  21. ^ "The Corn Exchange". Chichester.gov.uk. Retrieved 16 July 2010. 
  22. ^ "Chichester City Cross". West Sussex.info. 
  23. ^ They are the Jessie Younghusband Primary School; Kingsham Primary School; Parklands Community School; Portfield Community Primary and Singleton C of E Primary School
  24. ^ The establishment was initially called Bishop Otter College, although throughout its history it has had many names: West Sussex Institute of Higher Education, then Chichester Institute of Higher Education, then University College Chichester
  25. ^ "Festival of Chichester". 17 May 2013. Retrieved 17 May 2013. 
  26. ^ "The Website of Chichester Festival Theatre". Cft.org.uk. Retrieved 16 July 2010. 
  27. ^ "Pallant House Gallery". Pallant.org.uk. Retrieved 16 July 2010. 
  28. ^ BBC Domesday Reloaded: Chichester's sloe fair
  29. ^ "Chichester Cinema at New Park". Chichestercinema.org.
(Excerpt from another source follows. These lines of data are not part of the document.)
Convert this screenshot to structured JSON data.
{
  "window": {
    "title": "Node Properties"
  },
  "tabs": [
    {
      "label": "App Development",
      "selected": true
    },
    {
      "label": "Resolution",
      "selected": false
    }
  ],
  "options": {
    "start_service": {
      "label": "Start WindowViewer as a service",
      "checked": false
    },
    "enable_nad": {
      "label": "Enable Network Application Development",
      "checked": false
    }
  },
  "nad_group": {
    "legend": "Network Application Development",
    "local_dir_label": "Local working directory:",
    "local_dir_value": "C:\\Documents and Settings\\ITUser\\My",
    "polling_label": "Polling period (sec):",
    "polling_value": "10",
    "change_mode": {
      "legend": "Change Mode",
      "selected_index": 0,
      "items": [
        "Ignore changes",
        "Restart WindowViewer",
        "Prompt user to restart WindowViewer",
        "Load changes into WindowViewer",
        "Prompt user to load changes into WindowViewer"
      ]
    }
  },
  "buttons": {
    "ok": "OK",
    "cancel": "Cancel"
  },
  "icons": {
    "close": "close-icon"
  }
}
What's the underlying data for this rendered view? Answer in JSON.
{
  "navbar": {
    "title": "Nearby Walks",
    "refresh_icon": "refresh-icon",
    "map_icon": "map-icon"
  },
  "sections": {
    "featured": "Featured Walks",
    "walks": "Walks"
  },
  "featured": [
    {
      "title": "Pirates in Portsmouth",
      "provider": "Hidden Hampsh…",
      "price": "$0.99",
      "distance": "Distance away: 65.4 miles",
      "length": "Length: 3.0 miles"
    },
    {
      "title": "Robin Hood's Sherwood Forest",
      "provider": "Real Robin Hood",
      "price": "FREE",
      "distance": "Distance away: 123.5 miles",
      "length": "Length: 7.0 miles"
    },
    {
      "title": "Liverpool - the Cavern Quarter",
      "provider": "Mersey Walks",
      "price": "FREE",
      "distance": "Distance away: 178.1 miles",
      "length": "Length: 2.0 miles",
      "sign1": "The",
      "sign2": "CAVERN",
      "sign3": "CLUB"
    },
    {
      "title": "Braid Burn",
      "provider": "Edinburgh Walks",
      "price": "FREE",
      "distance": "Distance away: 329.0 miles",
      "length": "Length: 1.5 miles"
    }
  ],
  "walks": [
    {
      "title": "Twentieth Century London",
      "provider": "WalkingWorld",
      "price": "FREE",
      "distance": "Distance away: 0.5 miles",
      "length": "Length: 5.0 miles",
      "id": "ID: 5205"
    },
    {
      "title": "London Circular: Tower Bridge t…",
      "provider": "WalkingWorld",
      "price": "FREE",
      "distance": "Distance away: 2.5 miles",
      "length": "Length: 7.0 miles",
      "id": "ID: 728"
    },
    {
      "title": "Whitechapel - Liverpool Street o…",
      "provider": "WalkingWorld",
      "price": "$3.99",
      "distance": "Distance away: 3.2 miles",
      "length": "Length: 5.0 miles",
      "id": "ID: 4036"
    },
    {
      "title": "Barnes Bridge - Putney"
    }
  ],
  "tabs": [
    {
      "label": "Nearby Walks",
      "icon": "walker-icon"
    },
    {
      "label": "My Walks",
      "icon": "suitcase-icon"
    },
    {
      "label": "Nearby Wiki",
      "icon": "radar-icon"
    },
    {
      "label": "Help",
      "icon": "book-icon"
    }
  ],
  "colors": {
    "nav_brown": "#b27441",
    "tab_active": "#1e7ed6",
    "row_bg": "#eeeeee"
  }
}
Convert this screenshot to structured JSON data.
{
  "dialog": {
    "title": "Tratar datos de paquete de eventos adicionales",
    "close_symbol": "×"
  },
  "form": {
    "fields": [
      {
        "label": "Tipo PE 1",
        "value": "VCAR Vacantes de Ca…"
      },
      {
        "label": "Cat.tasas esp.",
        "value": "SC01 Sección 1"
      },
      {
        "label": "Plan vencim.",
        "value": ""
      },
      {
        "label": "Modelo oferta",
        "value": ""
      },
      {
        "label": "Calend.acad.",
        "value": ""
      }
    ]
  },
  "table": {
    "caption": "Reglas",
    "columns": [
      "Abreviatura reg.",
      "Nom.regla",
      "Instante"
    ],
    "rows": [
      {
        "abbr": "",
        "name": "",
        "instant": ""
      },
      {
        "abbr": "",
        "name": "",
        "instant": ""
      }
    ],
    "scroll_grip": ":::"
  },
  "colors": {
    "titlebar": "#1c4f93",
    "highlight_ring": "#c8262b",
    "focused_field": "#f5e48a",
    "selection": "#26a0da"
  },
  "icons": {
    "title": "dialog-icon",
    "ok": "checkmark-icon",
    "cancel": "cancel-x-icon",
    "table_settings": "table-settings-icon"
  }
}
Retrieved 16 July 2010. 
  30. ^ "Chichester Open Mic". Retrieved 23 April 2012. 
  31. ^ Chichester District Council. "Kate Mosse to open new museum in Chichester". 
  32. ^ GALLERY: Chichester Street Art – Chichester Observer
  33. ^ As an example, Anthony of Antony and the Johnsons originated from the city
  34. ^ "Chichester RAJF website". Chichester-raja.com. Retrieved 16 July 2010. 
  35. ^ "Blues on the Farm". Blues on the Farm. 20 June 2010. Retrieved 16 July 2010. 
  36. ^ "Chichester City FC website". Ccufc.co.uk. Retrieved 16 July 2010. 
  37. ^ "Chichester RFC website". Chichesterrfc.co.uk. 26 June 2010. Retrieved 16 July 2010. 
  38. ^ "Chichester Priory Park Cricket Club". Retrieved 17 March 2013. 
  39. ^ "Chichester Priory Park Hockey Club". Retrieved 17 March 2013. 
  40. ^ "Chichester Sharks flag American football website". Chichestersharks.co.uk. Retrieved 16 July 2010. 
  41. ^ "Southdown Velo cycling club". Southdownvelo.org.uk. 12 July 2010. Retrieved 16 July 2010. 
  42. ^ "British towns twinned with French towns [via WaybackMachine.com]". Archant Community Media Ltd. Archived from the original on 5 July 2013. Retrieved 20 July 2013. 

Bibliography[edit]

  • Down, Alec (1988). Roman Chichester. Chichester: Phillimore. ISBN 0-85033-435-7. 
  • Sharp, Thomas (1949). Georgian City: A plan for the preservation and improvement of Chichester. London: The Architectural Press. 

External links[edit]